Instructions to follow: Copy the records below exactly, omitting any pictures they contain.

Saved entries
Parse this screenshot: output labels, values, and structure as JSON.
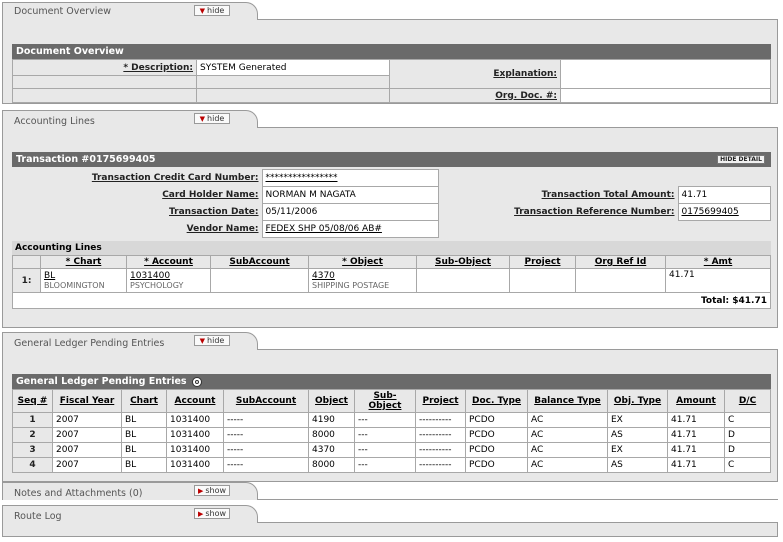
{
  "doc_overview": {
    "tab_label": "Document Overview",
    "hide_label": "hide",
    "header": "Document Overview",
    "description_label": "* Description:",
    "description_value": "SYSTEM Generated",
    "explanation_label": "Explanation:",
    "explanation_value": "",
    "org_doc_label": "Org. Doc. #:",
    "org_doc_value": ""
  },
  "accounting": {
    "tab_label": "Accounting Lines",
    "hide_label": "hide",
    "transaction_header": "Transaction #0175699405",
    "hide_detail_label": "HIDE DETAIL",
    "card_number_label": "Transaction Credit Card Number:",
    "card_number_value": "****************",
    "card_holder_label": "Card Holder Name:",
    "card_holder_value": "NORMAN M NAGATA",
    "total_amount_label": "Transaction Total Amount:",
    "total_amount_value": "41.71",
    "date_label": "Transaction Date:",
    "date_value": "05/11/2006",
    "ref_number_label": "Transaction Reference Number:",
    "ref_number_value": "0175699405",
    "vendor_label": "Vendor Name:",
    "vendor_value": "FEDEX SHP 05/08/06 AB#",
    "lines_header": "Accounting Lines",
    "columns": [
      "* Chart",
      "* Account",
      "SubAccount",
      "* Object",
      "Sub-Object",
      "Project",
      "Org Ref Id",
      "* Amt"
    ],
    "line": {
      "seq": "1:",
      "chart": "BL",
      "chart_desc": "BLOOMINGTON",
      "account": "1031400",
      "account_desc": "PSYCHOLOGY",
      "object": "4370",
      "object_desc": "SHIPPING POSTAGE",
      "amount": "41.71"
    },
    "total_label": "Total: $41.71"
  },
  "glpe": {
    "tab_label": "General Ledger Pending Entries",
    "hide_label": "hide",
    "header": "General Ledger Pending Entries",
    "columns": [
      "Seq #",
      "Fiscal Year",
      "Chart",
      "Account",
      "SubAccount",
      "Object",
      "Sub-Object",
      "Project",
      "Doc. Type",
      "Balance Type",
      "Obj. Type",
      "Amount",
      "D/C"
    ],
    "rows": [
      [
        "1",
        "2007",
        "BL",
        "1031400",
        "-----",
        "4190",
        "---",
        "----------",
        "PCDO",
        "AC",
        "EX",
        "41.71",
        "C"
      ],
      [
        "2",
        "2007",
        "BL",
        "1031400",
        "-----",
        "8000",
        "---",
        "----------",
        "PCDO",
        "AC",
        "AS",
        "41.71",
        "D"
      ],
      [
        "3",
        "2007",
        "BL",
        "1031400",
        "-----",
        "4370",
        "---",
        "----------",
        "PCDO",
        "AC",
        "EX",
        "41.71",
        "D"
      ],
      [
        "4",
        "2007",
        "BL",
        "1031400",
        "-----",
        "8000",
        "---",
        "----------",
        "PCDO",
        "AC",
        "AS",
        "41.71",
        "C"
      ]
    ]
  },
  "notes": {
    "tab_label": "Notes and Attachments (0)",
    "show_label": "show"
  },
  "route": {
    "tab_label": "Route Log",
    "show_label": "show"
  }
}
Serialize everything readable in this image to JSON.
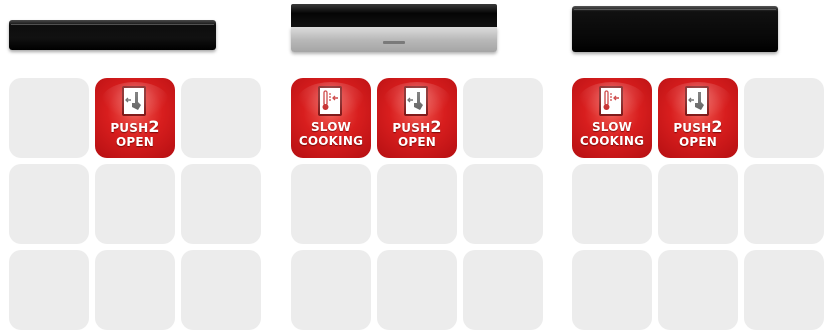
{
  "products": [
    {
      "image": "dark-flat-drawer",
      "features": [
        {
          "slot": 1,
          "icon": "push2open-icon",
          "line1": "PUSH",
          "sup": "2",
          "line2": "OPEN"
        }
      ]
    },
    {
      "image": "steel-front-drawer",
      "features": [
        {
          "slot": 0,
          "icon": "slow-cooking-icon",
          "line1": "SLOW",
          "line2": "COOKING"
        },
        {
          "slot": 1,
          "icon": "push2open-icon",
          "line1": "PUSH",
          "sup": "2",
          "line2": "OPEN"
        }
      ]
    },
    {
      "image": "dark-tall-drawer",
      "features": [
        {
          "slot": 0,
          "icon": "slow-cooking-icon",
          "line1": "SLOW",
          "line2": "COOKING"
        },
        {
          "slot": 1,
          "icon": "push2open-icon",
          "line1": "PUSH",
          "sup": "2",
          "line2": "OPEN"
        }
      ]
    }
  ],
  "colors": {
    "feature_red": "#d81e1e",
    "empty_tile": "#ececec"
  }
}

Reply to the exercise:
Parse this screenshot: output labels, values, and structure as JSON.
{
  "doc_overview": {
    "tab_label": "Document Overview",
    "hide_label": "hide",
    "header": "Document Overview",
    "description_label": "* Description:",
    "description_value": "SYSTEM Generated",
    "explanation_label": "Explanation:",
    "explanation_value": "",
    "org_doc_label": "Org. Doc. #:",
    "org_doc_value": ""
  },
  "accounting": {
    "tab_label": "Accounting Lines",
    "hide_label": "hide",
    "transaction_header": "Transaction #0175699405",
    "hide_detail_label": "HIDE DETAIL",
    "card_number_label": "Transaction Credit Card Number:",
    "card_number_value": "****************",
    "card_holder_label": "Card Holder Name:",
    "card_holder_value": "NORMAN M NAGATA",
    "total_amount_label": "Transaction Total Amount:",
    "total_amount_value": "41.71",
    "date_label": "Transaction Date:",
    "date_value": "05/11/2006",
    "ref_number_label": "Transaction Reference Number:",
    "ref_number_value": "0175699405",
    "vendor_label": "Vendor Name:",
    "vendor_value": "FEDEX SHP 05/08/06 AB#",
    "lines_header": "Accounting Lines",
    "columns": [
      "* Chart",
      "* Account",
      "SubAccount",
      "* Object",
      "Sub-Object",
      "Project",
      "Org Ref Id",
      "* Amt"
    ],
    "line": {
      "seq": "1:",
      "chart": "BL",
      "chart_desc": "BLOOMINGTON",
      "account": "1031400",
      "account_desc": "PSYCHOLOGY",
      "object": "4370",
      "object_desc": "SHIPPING POSTAGE",
      "amount": "41.71"
    },
    "total_label": "Total: $41.71"
  },
  "glpe": {
    "tab_label": "General Ledger Pending Entries",
    "hide_label": "hide",
    "header": "General Ledger Pending Entries",
    "columns": [
      "Seq #",
      "Fiscal Year",
      "Chart",
      "Account",
      "SubAccount",
      "Object",
      "Sub-Object",
      "Project",
      "Doc. Type",
      "Balance Type",
      "Obj. Type",
      "Amount",
      "D/C"
    ],
    "rows": [
      [
        "1",
        "2007",
        "BL",
        "1031400",
        "-----",
        "4190",
        "---",
        "----------",
        "PCDO",
        "AC",
        "EX",
        "41.71",
        "C"
      ],
      [
        "2",
        "2007",
        "BL",
        "1031400",
        "-----",
        "8000",
        "---",
        "----------",
        "PCDO",
        "AC",
        "AS",
        "41.71",
        "D"
      ],
      [
        "3",
        "2007",
        "BL",
        "1031400",
        "-----",
        "4370",
        "---",
        "----------",
        "PCDO",
        "AC",
        "EX",
        "41.71",
        "D"
      ],
      [
        "4",
        "2007",
        "BL",
        "1031400",
        "-----",
        "8000",
        "---",
        "----------",
        "PCDO",
        "AC",
        "AS",
        "41.71",
        "C"
      ]
    ]
  },
  "notes": {
    "tab_label": "Notes and Attachments (0)",
    "show_label": "show"
  },
  "route": {
    "tab_label": "Route Log",
    "show_label": "show"
  }
}
Serialize everything readable in this image to JSON.
{
  "products": [
    {
      "image": "dark-flat-drawer",
      "features": [
        {
          "slot": 1,
          "icon": "push2open-icon",
          "line1": "PUSH",
          "sup": "2",
          "line2": "OPEN"
        }
      ]
    },
    {
      "image": "steel-front-drawer",
      "features": [
        {
          "slot": 0,
          "icon": "slow-cooking-icon",
          "line1": "SLOW",
          "line2": "COOKING"
        },
        {
          "slot": 1,
          "icon": "push2open-icon",
          "line1": "PUSH",
          "sup": "2",
          "line2": "OPEN"
        }
      ]
    },
    {
      "image": "dark-tall-drawer",
      "features": [
        {
          "slot": 0,
          "icon": "slow-cooking-icon",
          "line1": "SLOW",
          "line2": "COOKING"
        },
        {
          "slot": 1,
          "icon": "push2open-icon",
          "line1": "PUSH",
          "sup": "2",
          "line2": "OPEN"
        }
      ]
    }
  ],
  "colors": {
    "feature_red": "#d81e1e",
    "empty_tile": "#ececec"
  }
}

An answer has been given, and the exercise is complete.